When asked what she believes are some of her proudest accomplishments during her time with the chamber and economic development board, Fosnes mentioned the construction of Highland Crest College, the home of Volunteer State Community College’s Springfield campus.
Despite some initial opposition at the city level, as president of the chamber Fosnes helped create a coalition of people to support a referendum for funding of the campus for the City of Springfield. After the special vote was held, a $3 million bond was approved to build the college.
“Without the city being involved it wouldn’t have happened,” Fosnes said. “We were really able to put the case out there to folks that this was a good thing for the community. It passed with at least 70% of the vote. That being the first higher education facility in Robertson County was a real difference maker for our students and our workforce, because for so many people going out of the county to take college classes was a deal breaker. So, to have it right here in Springfield was such a difference maker, and it’s really increased our college attainment rate in the county since it’s been in existence.”
A second project that Fosnes believes has made a positive difference in the county is bringing a Lowe’s distribution facility to Coopertown. It was the single largest job creation project she was involved with at the time, bringing in 600 jobs and a $100 million investment. More than anything, she says it serves as another example of how different groups within the county had to work collaboratively.
“It was our county and the economic development board providing incentives, but it also involved the city of Coopertown doing things that they’ve never had to do before,” Fosnes said. “They had never had any industry like this in Coopertown, so they had a lot of things to work through as far as permitting and zoning that they worked very hard on for a whole year to get things in place so they could win that project. It also took the city of Springfield coming along side of us and being willing to work with us on an infrastructure grant to get the water to that site. It was a true collaboration of our board, of the county, the city of Springfield, and the town of Coopertown all coming together to support that.”

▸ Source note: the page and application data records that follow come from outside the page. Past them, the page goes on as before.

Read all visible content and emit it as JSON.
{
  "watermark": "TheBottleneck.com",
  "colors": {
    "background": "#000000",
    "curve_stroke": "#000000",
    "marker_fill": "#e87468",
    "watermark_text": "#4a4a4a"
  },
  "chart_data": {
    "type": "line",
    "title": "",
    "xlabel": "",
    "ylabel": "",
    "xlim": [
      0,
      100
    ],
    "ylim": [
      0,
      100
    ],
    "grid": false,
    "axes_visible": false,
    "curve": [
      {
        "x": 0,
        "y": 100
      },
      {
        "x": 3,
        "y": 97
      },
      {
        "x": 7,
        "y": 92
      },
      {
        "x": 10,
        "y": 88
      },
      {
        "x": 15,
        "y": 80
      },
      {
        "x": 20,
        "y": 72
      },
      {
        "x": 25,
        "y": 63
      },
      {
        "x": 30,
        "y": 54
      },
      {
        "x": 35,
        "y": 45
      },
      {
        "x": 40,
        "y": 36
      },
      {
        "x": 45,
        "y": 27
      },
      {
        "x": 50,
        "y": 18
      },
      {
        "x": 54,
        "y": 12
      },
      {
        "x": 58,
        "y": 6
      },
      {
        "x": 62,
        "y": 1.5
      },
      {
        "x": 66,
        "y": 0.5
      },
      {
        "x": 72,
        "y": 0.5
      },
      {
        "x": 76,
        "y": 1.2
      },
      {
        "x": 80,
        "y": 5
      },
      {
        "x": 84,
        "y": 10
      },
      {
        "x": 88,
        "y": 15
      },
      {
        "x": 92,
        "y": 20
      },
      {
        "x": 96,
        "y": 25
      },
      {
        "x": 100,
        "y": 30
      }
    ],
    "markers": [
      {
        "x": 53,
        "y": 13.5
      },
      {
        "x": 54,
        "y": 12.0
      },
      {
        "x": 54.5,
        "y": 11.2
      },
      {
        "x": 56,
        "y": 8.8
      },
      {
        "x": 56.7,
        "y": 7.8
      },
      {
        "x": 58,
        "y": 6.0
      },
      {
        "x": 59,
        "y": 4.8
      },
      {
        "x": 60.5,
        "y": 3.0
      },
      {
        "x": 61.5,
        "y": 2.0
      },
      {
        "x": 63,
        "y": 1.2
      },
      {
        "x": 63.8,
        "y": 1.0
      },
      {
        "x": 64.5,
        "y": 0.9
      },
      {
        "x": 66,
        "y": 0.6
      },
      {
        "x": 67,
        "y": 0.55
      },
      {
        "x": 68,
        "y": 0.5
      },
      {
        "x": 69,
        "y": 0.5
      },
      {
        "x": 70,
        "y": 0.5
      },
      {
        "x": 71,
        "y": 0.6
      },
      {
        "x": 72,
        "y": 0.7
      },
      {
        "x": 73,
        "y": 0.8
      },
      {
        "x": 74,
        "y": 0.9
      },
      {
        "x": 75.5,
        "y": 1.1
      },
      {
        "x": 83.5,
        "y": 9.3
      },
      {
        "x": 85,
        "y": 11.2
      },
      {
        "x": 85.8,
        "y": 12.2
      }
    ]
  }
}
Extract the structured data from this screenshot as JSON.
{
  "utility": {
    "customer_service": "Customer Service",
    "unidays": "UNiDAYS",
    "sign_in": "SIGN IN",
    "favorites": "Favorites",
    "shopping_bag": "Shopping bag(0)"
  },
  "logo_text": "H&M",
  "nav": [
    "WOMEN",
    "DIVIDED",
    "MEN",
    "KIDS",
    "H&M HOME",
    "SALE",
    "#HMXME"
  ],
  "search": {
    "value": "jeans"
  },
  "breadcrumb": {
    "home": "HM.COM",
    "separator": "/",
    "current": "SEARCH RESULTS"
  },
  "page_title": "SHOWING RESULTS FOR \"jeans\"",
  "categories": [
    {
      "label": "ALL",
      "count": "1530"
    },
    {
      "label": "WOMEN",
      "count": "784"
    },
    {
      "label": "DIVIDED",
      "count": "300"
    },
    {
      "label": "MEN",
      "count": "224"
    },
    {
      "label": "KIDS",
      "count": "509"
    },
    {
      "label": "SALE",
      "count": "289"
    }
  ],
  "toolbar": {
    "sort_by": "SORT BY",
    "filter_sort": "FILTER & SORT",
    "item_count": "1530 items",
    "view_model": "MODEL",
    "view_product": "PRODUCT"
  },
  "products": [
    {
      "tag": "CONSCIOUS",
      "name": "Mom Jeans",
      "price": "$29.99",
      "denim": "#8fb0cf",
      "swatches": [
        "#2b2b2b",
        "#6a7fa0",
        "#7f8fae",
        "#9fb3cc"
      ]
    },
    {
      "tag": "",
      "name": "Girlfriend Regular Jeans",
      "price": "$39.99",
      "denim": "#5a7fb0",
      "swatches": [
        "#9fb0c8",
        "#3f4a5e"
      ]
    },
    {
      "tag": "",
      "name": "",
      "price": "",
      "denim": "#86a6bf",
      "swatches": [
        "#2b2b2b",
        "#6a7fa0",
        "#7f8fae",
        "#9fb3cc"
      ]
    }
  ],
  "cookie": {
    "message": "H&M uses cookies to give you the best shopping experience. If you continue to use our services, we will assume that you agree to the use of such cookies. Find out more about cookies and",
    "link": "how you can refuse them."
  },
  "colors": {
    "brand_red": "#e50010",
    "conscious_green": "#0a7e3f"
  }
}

Despite her retirement, Fosnes says she would like to continue to stay involved in the economic development and community development world and is considering doing some contract work or consulting.
In the immediate future, Fosnes will remain in a retainer role on the Economic Development Board for at least three more months, to help oversee the completion of several projects she had been involved with. Among those include the development of a business park in White House, as well as a few other ongoing projects that are planned to come to fruition in the next couple of months.
“Over the years I’ve been involved at state and regional level economic development organizations, the Tennessee Economic Development Council, and chamber of commerce organizations. So, I would like to continue keeping my hand in that a little bit, but I’m also looking at some other volunteer opportunities.”
Additionally, Fosnes said she recently signed up to be a volunteer for the United Way’s Volunteer Income Tax Assistance (VITA) free tax prep program. She also hopes to return to Haiti for medical mission trips her and her husband had frequently taken in the past but have been unable to go in recent years due to the Covid pandemic and political unrest in the country.
The Fosnes also purchased a small home on the beach where Margot grew up. She plans to spend more time there in the future as well, along with spending plenty of time with her 4-year-old grandson.